“Sir, I saw this TikTok where…”
“Sir, my mate says…”
A day in the life of a cog in the machine of our science education system, one I think most science teachers could empathise with. These questions are enthralling and exciting, and the students want to know more. But there’s a problem, I’m expected to know the answer, or at least; the students in the room at the time expect it. I infuriate them.
“What do you think? Why? Could you prove it?”
“Don’t you know, sir?”
In fairness, I probably don’t.
I like to think that I’m somewhat competent at science. Well I can at least teach students to a ‘secure’ level so let’s say that I am ‘secure’. That doesn’t mean that I can list the entirety of facts about everything in Biology, Chemistry and Physics. What I can do is rely on the science I do know and apply it to try to come up with an explanation for a phenomenon in the real world, I then have the skills to research or design an experiment to figure out the answer. The students I teach are not assessed on this capability. They’re mainly assessed on recalling information and applying formulas which they have learnt by heart. So who can blame them for assuming I know all the facts about science?
The future of science report hits on some key points.
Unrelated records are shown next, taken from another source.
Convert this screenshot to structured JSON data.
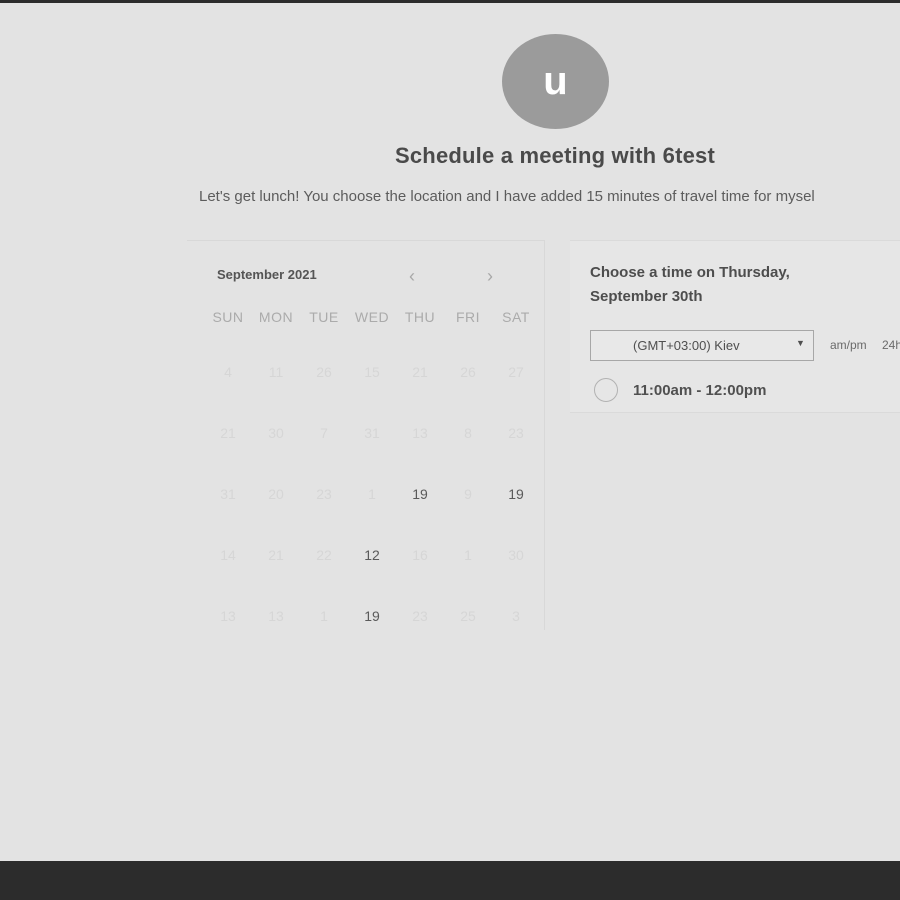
{
  "avatar": {
    "initial": "u"
  },
  "title": "Schedule a meeting with 6test",
  "description": "Let's get lunch! You choose the location and I have added 15 minutes of travel time for mysel",
  "calendar": {
    "month_label": "September 2021",
    "prev_icon": "chevron-left-icon",
    "next_icon": "chevron-right-icon",
    "weekdays": [
      "SUN",
      "MON",
      "TUE",
      "WED",
      "THU",
      "FRI",
      "SAT"
    ],
    "weeks": [
      [
        {
          "d": "4"
        },
        {
          "d": "11"
        },
        {
          "d": "26"
        },
        {
          "d": "15"
        },
        {
          "d": "21"
        },
        {
          "d": "26"
        },
        {
          "d": "27"
        }
      ],
      [
        {
          "d": "21"
        },
        {
          "d": "30"
        },
        {
          "d": "7"
        },
        {
          "d": "31"
        },
        {
          "d": "13"
        },
        {
          "d": "8"
        },
        {
          "d": "23"
        }
      ],
      [
        {
          "d": "31"
        },
        {
          "d": "20"
        },
        {
          "d": "23"
        },
        {
          "d": "1"
        },
        {
          "d": "19",
          "active": true
        },
        {
          "d": "9"
        },
        {
          "d": "19",
          "active": true
        }
      ],
      [
        {
          "d": "14"
        },
        {
          "d": "21"
        },
        {
          "d": "22"
        },
        {
          "d": "12",
          "active": true
        },
        {
          "d": "16"
        },
        {
          "d": "1"
        },
        {
          "d": "30"
        }
      ],
      [
        {
          "d": "13"
        },
        {
          "d": "13"
        },
        {
          "d": "1"
        },
        {
          "d": "19",
          "active": true
        },
        {
          "d": "23"
        },
        {
          "d": "25"
        },
        {
          "d": "3"
        }
      ]
    ]
  },
  "time_panel": {
    "heading": "Choose a time on Thursday, September 30th",
    "timezone": {
      "value": "(GMT+03:00) Kiev",
      "caret_icon": "caret-down-icon"
    },
    "format_ampm": "am/pm",
    "format_24h": "24h",
    "slots": [
      {
        "label": "11:00am - 12:00pm"
      }
    ]
  }
}
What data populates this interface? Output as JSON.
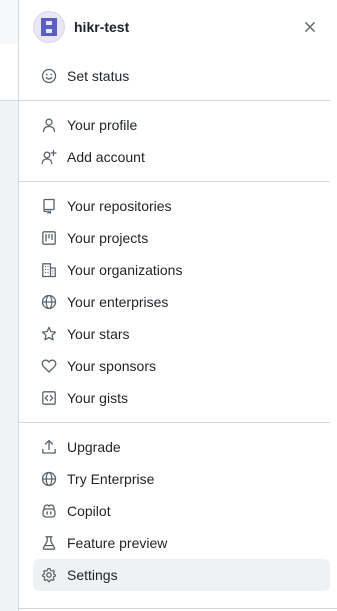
{
  "header": {
    "username": "hikr-test",
    "avatar_icon": "identicon-avatar",
    "avatar_color": "#5c5cc4",
    "close_icon": "close-icon"
  },
  "menu": {
    "status": {
      "label": "Set status",
      "icon": "smiley-icon"
    },
    "profile": {
      "label": "Your profile",
      "icon": "person-icon"
    },
    "add_account": {
      "label": "Add account",
      "icon": "person-add-icon"
    },
    "repositories": {
      "label": "Your repositories",
      "icon": "repo-icon"
    },
    "projects": {
      "label": "Your projects",
      "icon": "project-icon"
    },
    "organizations": {
      "label": "Your organizations",
      "icon": "organization-icon"
    },
    "enterprises": {
      "label": "Your enterprises",
      "icon": "globe-icon"
    },
    "stars": {
      "label": "Your stars",
      "icon": "star-icon"
    },
    "sponsors": {
      "label": "Your sponsors",
      "icon": "heart-icon"
    },
    "gists": {
      "label": "Your gists",
      "icon": "code-square-icon"
    },
    "upgrade": {
      "label": "Upgrade",
      "icon": "upload-icon"
    },
    "try_enterprise": {
      "label": "Try Enterprise",
      "icon": "globe-icon"
    },
    "copilot": {
      "label": "Copilot",
      "icon": "copilot-icon"
    },
    "feature_preview": {
      "label": "Feature preview",
      "icon": "beaker-icon"
    },
    "settings": {
      "label": "Settings",
      "icon": "gear-icon"
    }
  },
  "colors": {
    "text": "#1f2328",
    "icon": "#59636e",
    "divider": "#d1d9e0",
    "active_bg": "#eff1f3"
  }
}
The majority of science educators do not believe science education is fit for the future. Most students will not take any science qualification higher than GCSE so it’s critical they leave with a future-proof idea of how to interpret the world around them, decipher information from misinformation and cope with a rapidly changing climate.
Our science education system is aimed at propelling people into further education in science, not to become critical thinkers who can adapt their views based on evidence in front of them. As the report cites, to do this we need a radically different way to assess our students, the real-life benefits of being able to memorise formulas or mnemonics is minimal, but the advantages of having a system which promotes critical thinking and adapting our ideas to evidence is crucial if we are to ever leave our echo chambers online and, actually collaborate as a community.
If we are to fail in this endeavour to change our ideas around teaching and assessing science, the experts all over the world have spoken: “science education is not fit for the future”.
In any case, if the majority of science teachers believe our science education is not fit for the future, is it any wonder why (as Ofsted recognised in their latest research review) “Science teachers are more likely to leave their school and the profession compared with non-science teachers.”, would you stay?
Joe Temple is a teacher of science (11-18) based in Yorkshire, aged 28 and educated across the North of England.
Access the evolution of science education survey report here.
Previous blogs on the Evolution of Science Education Survey: